WHAT THE EXERCISE ASKS: For each line in the data below that has the word "信息查询", copy that line.

─── DATA EXCERPTS

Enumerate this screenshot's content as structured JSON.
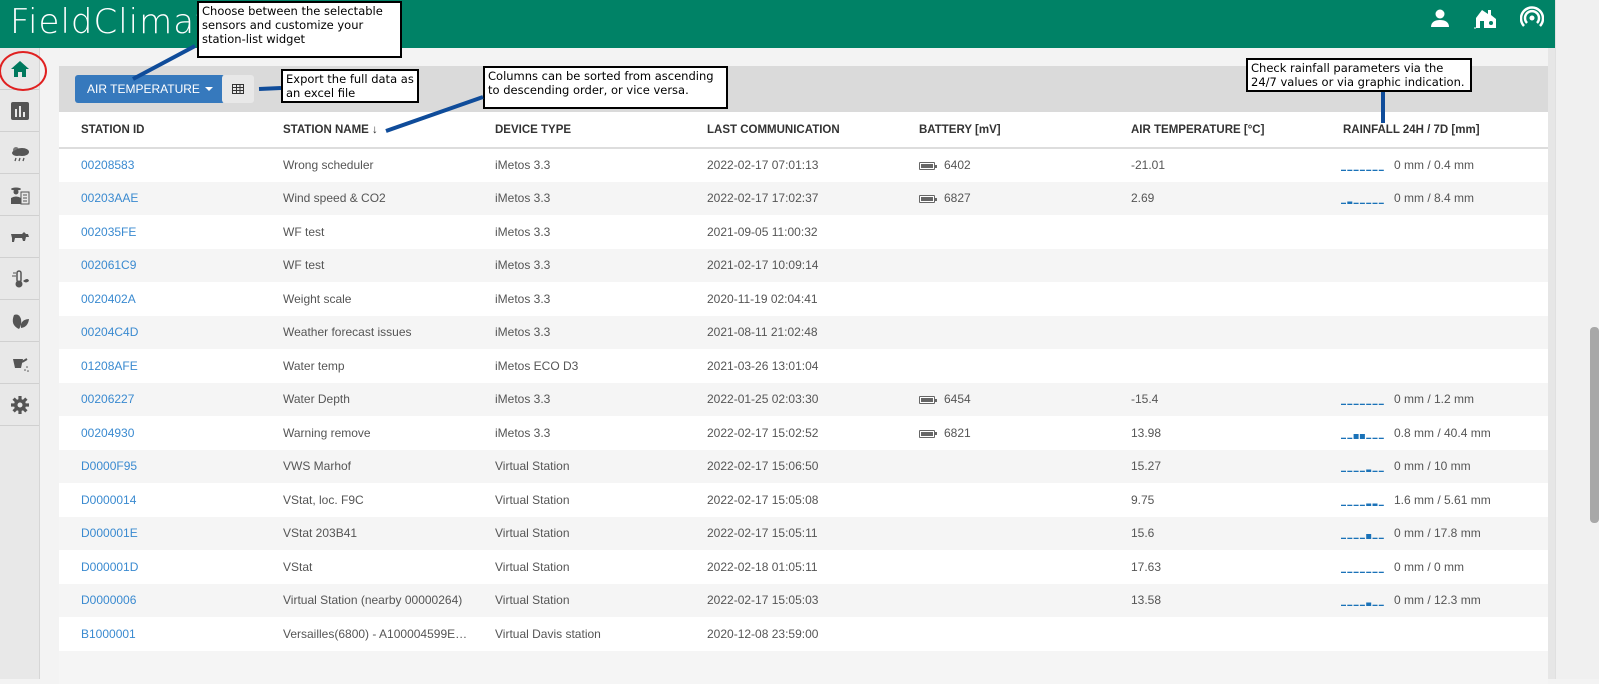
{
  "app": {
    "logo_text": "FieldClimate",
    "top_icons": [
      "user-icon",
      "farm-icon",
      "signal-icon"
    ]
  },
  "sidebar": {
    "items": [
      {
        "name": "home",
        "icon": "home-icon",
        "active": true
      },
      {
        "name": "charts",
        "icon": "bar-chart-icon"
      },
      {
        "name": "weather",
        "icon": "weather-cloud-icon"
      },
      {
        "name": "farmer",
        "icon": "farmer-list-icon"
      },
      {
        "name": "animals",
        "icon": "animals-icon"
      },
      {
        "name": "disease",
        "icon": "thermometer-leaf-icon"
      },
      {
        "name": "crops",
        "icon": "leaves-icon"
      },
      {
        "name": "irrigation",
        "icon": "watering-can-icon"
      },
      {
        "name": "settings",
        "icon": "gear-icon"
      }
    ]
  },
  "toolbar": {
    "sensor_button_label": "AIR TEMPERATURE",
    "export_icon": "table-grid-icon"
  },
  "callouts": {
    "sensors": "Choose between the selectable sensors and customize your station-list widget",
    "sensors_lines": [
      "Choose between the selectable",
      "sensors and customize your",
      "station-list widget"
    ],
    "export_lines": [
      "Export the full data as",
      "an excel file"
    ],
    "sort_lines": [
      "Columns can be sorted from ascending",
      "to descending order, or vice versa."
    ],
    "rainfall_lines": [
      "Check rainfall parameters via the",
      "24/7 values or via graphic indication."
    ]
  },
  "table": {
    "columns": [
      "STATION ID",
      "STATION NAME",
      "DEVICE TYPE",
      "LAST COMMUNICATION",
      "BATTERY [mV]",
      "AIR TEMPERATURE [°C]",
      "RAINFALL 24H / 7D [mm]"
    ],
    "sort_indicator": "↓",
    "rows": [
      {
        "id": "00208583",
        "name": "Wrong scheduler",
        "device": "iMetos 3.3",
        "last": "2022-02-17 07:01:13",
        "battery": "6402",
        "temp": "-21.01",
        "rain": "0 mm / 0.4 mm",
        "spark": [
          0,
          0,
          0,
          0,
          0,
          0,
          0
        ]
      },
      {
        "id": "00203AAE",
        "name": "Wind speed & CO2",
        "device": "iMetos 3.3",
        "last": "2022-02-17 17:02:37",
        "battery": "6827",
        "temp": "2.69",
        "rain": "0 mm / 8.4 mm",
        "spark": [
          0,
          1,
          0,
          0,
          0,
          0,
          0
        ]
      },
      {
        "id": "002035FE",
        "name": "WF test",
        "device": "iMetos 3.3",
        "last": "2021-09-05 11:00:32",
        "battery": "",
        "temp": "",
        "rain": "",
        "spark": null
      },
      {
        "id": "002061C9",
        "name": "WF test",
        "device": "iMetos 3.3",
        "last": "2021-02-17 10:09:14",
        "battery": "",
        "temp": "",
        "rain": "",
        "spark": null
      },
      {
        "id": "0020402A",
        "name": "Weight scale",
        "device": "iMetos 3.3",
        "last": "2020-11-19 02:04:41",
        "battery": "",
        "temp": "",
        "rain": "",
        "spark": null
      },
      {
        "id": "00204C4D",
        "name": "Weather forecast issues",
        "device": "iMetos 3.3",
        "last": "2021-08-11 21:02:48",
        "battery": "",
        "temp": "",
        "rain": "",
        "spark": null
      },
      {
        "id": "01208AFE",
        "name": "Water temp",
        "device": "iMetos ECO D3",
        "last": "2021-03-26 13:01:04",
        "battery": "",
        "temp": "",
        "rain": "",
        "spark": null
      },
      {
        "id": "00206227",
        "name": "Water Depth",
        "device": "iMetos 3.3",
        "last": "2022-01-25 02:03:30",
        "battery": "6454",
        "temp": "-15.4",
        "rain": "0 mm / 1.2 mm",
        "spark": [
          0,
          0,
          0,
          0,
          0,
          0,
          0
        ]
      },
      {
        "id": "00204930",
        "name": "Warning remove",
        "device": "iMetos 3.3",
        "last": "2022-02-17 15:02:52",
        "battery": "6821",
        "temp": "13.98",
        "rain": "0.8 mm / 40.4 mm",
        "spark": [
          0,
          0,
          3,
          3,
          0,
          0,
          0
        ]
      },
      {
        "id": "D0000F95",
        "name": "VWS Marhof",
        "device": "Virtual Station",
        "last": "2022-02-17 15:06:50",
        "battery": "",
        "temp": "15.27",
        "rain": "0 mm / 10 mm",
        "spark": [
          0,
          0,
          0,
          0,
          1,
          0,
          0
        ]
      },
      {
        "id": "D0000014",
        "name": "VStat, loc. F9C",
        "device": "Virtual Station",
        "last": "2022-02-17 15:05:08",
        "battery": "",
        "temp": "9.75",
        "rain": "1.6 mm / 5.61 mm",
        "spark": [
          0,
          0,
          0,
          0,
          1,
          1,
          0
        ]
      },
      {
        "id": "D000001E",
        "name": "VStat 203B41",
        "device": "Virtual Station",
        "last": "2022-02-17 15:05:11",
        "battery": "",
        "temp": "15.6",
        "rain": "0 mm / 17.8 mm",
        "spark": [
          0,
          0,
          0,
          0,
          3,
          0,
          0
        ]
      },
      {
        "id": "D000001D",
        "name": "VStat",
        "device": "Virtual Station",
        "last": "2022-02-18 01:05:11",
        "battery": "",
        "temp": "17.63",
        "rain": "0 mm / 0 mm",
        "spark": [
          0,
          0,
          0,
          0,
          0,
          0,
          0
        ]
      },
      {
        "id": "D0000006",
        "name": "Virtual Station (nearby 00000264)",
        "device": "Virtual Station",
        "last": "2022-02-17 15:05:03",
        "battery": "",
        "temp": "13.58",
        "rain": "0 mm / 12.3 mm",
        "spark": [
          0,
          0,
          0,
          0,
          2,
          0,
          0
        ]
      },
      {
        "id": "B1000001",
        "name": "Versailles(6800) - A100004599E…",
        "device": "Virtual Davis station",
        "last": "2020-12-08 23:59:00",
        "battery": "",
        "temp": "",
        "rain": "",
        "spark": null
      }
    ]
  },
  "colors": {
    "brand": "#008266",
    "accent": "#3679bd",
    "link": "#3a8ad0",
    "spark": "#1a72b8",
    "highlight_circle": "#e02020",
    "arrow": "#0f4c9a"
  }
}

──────
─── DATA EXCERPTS

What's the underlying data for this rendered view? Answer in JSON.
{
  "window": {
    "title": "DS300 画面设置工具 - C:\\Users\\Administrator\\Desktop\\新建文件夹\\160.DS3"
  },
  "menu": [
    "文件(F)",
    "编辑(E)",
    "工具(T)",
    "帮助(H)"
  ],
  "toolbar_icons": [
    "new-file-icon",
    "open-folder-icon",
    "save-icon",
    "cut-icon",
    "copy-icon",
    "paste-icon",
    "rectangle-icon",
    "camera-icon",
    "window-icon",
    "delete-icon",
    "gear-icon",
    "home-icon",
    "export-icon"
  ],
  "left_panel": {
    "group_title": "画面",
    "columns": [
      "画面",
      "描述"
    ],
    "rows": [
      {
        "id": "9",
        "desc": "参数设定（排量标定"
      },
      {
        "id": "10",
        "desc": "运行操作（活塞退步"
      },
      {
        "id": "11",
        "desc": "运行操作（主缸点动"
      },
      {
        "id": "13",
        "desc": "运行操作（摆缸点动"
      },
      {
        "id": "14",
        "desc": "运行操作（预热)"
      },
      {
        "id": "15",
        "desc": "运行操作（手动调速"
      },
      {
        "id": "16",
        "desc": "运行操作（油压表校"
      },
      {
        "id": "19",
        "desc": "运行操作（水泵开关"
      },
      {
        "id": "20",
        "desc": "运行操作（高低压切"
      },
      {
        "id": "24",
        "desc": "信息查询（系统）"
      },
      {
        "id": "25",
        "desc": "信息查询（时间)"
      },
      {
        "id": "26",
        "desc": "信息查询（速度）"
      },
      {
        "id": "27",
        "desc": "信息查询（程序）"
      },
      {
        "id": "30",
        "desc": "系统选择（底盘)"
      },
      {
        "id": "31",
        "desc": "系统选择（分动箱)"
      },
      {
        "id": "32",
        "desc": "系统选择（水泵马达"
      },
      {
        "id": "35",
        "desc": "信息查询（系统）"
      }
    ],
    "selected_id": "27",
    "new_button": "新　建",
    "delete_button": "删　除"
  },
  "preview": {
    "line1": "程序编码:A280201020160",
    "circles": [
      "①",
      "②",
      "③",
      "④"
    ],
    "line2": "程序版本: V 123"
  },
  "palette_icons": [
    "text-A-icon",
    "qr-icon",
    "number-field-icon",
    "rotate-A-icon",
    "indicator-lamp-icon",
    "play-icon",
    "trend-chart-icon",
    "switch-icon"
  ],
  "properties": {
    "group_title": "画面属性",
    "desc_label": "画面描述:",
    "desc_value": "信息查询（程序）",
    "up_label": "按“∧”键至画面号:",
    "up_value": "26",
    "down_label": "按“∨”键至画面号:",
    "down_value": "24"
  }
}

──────
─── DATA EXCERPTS

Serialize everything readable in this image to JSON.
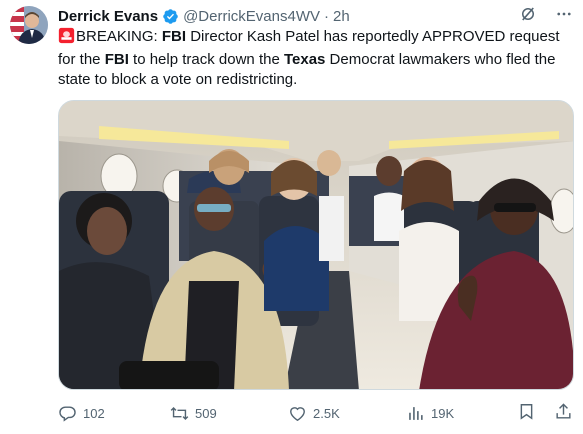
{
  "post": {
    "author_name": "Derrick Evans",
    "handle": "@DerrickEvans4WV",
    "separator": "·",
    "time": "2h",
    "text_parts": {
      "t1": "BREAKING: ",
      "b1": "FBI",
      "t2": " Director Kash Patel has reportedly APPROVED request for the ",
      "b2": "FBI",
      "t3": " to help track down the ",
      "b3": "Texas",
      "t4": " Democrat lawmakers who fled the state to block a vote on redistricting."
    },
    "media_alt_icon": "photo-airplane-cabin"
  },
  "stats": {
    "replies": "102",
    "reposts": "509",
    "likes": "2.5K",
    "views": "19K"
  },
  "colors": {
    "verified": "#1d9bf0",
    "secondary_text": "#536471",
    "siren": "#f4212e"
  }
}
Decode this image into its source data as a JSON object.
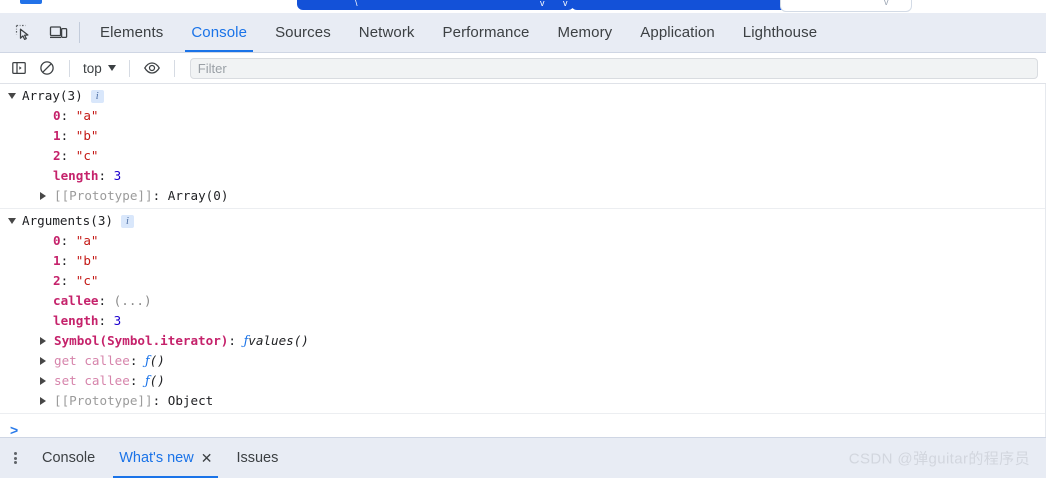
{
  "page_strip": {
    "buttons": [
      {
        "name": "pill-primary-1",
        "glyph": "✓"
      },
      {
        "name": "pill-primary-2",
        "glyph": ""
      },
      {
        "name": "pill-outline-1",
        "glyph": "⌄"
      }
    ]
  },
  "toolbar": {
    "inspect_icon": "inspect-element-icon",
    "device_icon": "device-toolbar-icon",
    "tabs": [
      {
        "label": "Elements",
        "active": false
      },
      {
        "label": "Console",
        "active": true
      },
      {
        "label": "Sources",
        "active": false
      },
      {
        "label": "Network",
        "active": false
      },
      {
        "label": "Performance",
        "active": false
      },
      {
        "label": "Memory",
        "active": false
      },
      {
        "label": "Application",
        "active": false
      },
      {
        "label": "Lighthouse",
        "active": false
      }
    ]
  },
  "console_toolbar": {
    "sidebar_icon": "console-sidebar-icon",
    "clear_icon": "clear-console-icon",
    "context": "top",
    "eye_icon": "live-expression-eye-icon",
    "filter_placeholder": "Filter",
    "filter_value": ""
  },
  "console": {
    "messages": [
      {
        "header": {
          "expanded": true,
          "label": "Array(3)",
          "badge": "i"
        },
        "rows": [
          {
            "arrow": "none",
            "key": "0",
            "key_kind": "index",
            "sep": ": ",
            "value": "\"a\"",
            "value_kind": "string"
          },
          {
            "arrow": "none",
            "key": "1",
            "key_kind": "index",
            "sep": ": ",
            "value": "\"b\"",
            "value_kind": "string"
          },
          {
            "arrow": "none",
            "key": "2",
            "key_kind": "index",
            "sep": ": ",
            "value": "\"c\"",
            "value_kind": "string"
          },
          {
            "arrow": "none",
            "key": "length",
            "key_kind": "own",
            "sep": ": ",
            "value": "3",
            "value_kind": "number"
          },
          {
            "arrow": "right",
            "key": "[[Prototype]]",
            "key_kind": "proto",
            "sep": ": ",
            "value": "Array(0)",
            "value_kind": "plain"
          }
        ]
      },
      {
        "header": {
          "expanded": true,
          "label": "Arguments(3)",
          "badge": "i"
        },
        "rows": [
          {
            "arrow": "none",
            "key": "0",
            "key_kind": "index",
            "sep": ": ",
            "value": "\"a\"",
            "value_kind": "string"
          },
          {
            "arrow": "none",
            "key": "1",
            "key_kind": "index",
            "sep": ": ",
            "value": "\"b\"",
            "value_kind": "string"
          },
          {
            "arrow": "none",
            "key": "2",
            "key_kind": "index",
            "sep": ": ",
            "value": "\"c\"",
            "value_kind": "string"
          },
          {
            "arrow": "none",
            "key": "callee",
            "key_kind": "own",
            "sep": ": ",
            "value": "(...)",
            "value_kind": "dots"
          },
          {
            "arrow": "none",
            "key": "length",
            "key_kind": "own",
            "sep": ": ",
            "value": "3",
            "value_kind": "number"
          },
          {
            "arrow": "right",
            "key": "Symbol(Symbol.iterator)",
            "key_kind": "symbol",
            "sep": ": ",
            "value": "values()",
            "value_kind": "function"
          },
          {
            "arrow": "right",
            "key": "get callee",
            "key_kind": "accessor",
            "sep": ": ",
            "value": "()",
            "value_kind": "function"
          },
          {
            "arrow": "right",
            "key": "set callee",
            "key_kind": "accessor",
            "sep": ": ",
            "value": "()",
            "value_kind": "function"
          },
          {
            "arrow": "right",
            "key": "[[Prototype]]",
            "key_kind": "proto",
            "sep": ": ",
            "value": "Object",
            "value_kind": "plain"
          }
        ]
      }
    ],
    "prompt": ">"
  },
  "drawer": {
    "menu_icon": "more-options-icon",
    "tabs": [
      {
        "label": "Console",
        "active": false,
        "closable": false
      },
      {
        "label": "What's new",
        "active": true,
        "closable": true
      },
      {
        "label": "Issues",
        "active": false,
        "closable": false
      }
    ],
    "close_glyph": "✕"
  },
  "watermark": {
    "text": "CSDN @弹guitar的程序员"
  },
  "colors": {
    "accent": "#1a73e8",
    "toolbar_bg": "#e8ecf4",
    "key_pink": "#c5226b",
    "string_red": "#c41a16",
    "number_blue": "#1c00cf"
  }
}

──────

RESULT BELOW:
        "desc": "信息查询（系统）"
        "desc": "信息查询（时间)"
        "desc": "信息查询（速度）"
        "desc": "信息查询（程序）"
        "desc": "信息查询（系统）"
    "desc_value": "信息查询（程序）",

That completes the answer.